_Exercise objective_
Repeat each record below exactly, dropping the pictures.
>>>>
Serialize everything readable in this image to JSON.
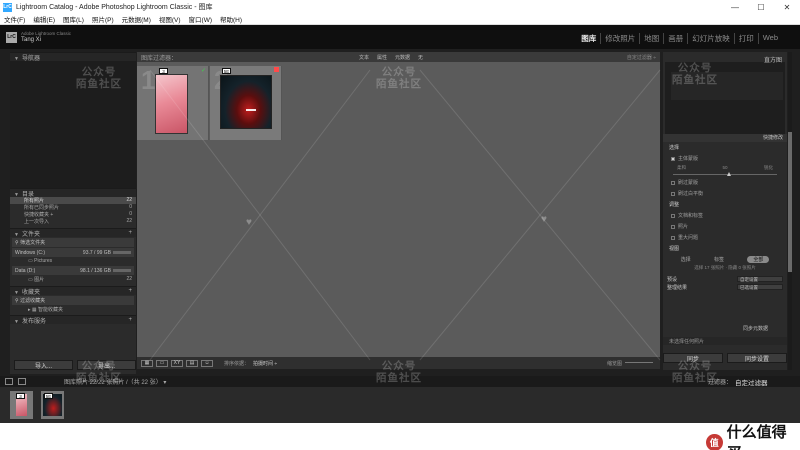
{
  "window": {
    "app_icon_text": "LrC",
    "title": "Lightroom Catalog - Adobe Photoshop Lightroom Classic - 图库",
    "minimize": "—",
    "maximize": "☐",
    "close": "✕"
  },
  "menu": [
    "文件(F)",
    "编辑(E)",
    "图库(L)",
    "照片(P)",
    "元数据(M)",
    "视图(V)",
    "窗口(W)",
    "帮助(H)"
  ],
  "identity": {
    "badge": "LrC",
    "line1": "Adobe Lightroom Classic",
    "line2": "Tang Xi"
  },
  "modules": [
    "图库",
    "修改照片",
    "地图",
    "画册",
    "幻灯片放映",
    "打印",
    "Web"
  ],
  "active_module": "图库",
  "left_panel": {
    "navigator": "导航器",
    "catalog": {
      "title": "目录",
      "items": [
        {
          "label": "所有照片",
          "count": "22"
        },
        {
          "label": "所有已同步照片",
          "count": "0"
        },
        {
          "label": "快捷收藏夹 +",
          "count": "0"
        },
        {
          "label": "上一次导入",
          "count": "22"
        }
      ]
    },
    "folders": {
      "title": "文件夹",
      "filter": "筛选文件夹",
      "volumes": [
        {
          "label": "Windows (C:)",
          "size": "93.7 / 99 GB",
          "sub": "Pictures",
          "sub_count": ""
        },
        {
          "label": "Data (D:)",
          "size": "98.1 / 136 GB",
          "sub": "图片",
          "sub_count": "22"
        }
      ]
    },
    "collections": {
      "title": "收藏夹",
      "filter": "过滤收藏夹",
      "items": [
        "智能收藏夹"
      ]
    },
    "publish": {
      "title": "发布服务"
    },
    "import_button": "导入...",
    "export_button": "导出..."
  },
  "filter_bar": {
    "title": "图库过滤器：",
    "tabs": [
      "文本",
      "属性",
      "元数据",
      "无"
    ],
    "preset": "自定过滤器 ÷"
  },
  "grid": {
    "cells": [
      {
        "index": "1",
        "badge": "3",
        "flag": "✓"
      },
      {
        "index": "2",
        "badge": "5E",
        "flag": ""
      }
    ]
  },
  "toolbar": {
    "view_icons": [
      "grid",
      "loupe",
      "compare",
      "survey",
      "people"
    ],
    "sort_label": "排序依据：",
    "sort_value": "拍摄时间 ÷",
    "thumb_label": "缩览图"
  },
  "right_panel": {
    "histogram": "直方图",
    "quick_develop_header_left": "",
    "quick_develop_header_right": "快捷修改",
    "section_select": "选择",
    "checkboxes": [
      {
        "label": "主体蒙版",
        "on": true
      },
      {
        "label": "刷过蒙版",
        "on": false
      },
      {
        "label": "刷过白平衡",
        "on": false
      }
    ],
    "slider_left": "柔和",
    "slider_right": "锐化",
    "slider_value": "50",
    "section_adjust": "调整",
    "adjust_items": [
      "文档和标签",
      "照片",
      "重大问题"
    ],
    "section_view": "视图",
    "view_options": [
      "选择",
      "标签",
      "全部"
    ],
    "view_active": "全部",
    "view_note": "选择 17 张照片 · 隐藏 0 张照片",
    "preset_label": "预设",
    "preset_value": "自定设置",
    "apply_label": "整理结果",
    "apply_value": "已选设置",
    "sync_metadata": "同步元数据",
    "footer": "未选择任何照片",
    "sync_button": "同步",
    "sync_settings_button": "同步设置"
  },
  "filmstrip_bar": {
    "crumbs": "图库照片  22/22 张照片 /（共 22 张）  ▾",
    "filter_label": "过滤器：",
    "custom_filter": "自定过滤器"
  },
  "filmstrip": [
    {
      "badge": "3"
    },
    {
      "badge": "5E"
    }
  ],
  "watermark": {
    "line1": "公众号",
    "line2": "陌鱼社区"
  },
  "footer_brand": {
    "icon": "值",
    "text": "什么值得买"
  },
  "colors": {
    "accent_green": "#3fd24a",
    "reject_red": "#ff4a4a",
    "panel_bg": "#2b2b2b",
    "grid_bg": "#5b5b5b"
  }
}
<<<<
_Answer box_
Serialize everything readable in this image to JSON.
{
  "window": {
    "app_icon_text": "LrC",
    "title": "Lightroom Catalog - Adobe Photoshop Lightroom Classic - 图库",
    "minimize": "—",
    "maximize": "☐",
    "close": "✕"
  },
  "menu": [
    "文件(F)",
    "编辑(E)",
    "图库(L)",
    "照片(P)",
    "元数据(M)",
    "视图(V)",
    "窗口(W)",
    "帮助(H)"
  ],
  "identity": {
    "badge": "LrC",
    "line1": "Adobe Lightroom Classic",
    "line2": "Tang Xi"
  },
  "modules": [
    "图库",
    "修改照片",
    "地图",
    "画册",
    "幻灯片放映",
    "打印",
    "Web"
  ],
  "active_module": "图库",
  "left_panel": {
    "navigator": "导航器",
    "catalog": {
      "title": "目录",
      "items": [
        {
          "label": "所有照片",
          "count": "22"
        },
        {
          "label": "所有已同步照片",
          "count": "0"
        },
        {
          "label": "快捷收藏夹 +",
          "count": "0"
        },
        {
          "label": "上一次导入",
          "count": "22"
        }
      ]
    },
    "folders": {
      "title": "文件夹",
      "filter": "筛选文件夹",
      "volumes": [
        {
          "label": "Windows (C:)",
          "size": "93.7 / 99 GB",
          "sub": "Pictures",
          "sub_count": ""
        },
        {
          "label": "Data (D:)",
          "size": "98.1 / 136 GB",
          "sub": "图片",
          "sub_count": "22"
        }
      ]
    },
    "collections": {
      "title": "收藏夹",
      "filter": "过滤收藏夹",
      "items": [
        "智能收藏夹"
      ]
    },
    "publish": {
      "title": "发布服务"
    },
    "import_button": "导入...",
    "export_button": "导出..."
  },
  "filter_bar": {
    "title": "图库过滤器：",
    "tabs": [
      "文本",
      "属性",
      "元数据",
      "无"
    ],
    "preset": "自定过滤器 ÷"
  },
  "grid": {
    "cells": [
      {
        "index": "1",
        "badge": "3",
        "flag": "✓"
      },
      {
        "index": "2",
        "badge": "5E",
        "flag": ""
      }
    ]
  },
  "toolbar": {
    "view_icons": [
      "grid",
      "loupe",
      "compare",
      "survey",
      "people"
    ],
    "sort_label": "排序依据：",
    "sort_value": "拍摄时间 ÷",
    "thumb_label": "缩览图"
  },
  "right_panel": {
    "histogram": "直方图",
    "quick_develop_header_left": "",
    "quick_develop_header_right": "快捷修改",
    "section_select": "选择",
    "checkboxes": [
      {
        "label": "主体蒙版",
        "on": true
      },
      {
        "label": "刷过蒙版",
        "on": false
      },
      {
        "label": "刷过白平衡",
        "on": false
      }
    ],
    "slider_left": "柔和",
    "slider_right": "锐化",
    "slider_value": "50",
    "section_adjust": "调整",
    "adjust_items": [
      "文档和标签",
      "照片",
      "重大问题"
    ],
    "section_view": "视图",
    "view_options": [
      "选择",
      "标签",
      "全部"
    ],
    "view_active": "全部",
    "view_note": "选择 17 张照片 · 隐藏 0 张照片",
    "preset_label": "预设",
    "preset_value": "自定设置",
    "apply_label": "整理结果",
    "apply_value": "已选设置",
    "sync_metadata": "同步元数据",
    "footer": "未选择任何照片",
    "sync_button": "同步",
    "sync_settings_button": "同步设置"
  },
  "filmstrip_bar": {
    "crumbs": "图库照片  22/22 张照片 /（共 22 张）  ▾",
    "filter_label": "过滤器：",
    "custom_filter": "自定过滤器"
  },
  "filmstrip": [
    {
      "badge": "3"
    },
    {
      "badge": "5E"
    }
  ],
  "watermark": {
    "line1": "公众号",
    "line2": "陌鱼社区"
  },
  "footer_brand": {
    "icon": "值",
    "text": "什么值得买"
  },
  "colors": {
    "accent_green": "#3fd24a",
    "reject_red": "#ff4a4a",
    "panel_bg": "#2b2b2b",
    "grid_bg": "#5b5b5b"
  }
}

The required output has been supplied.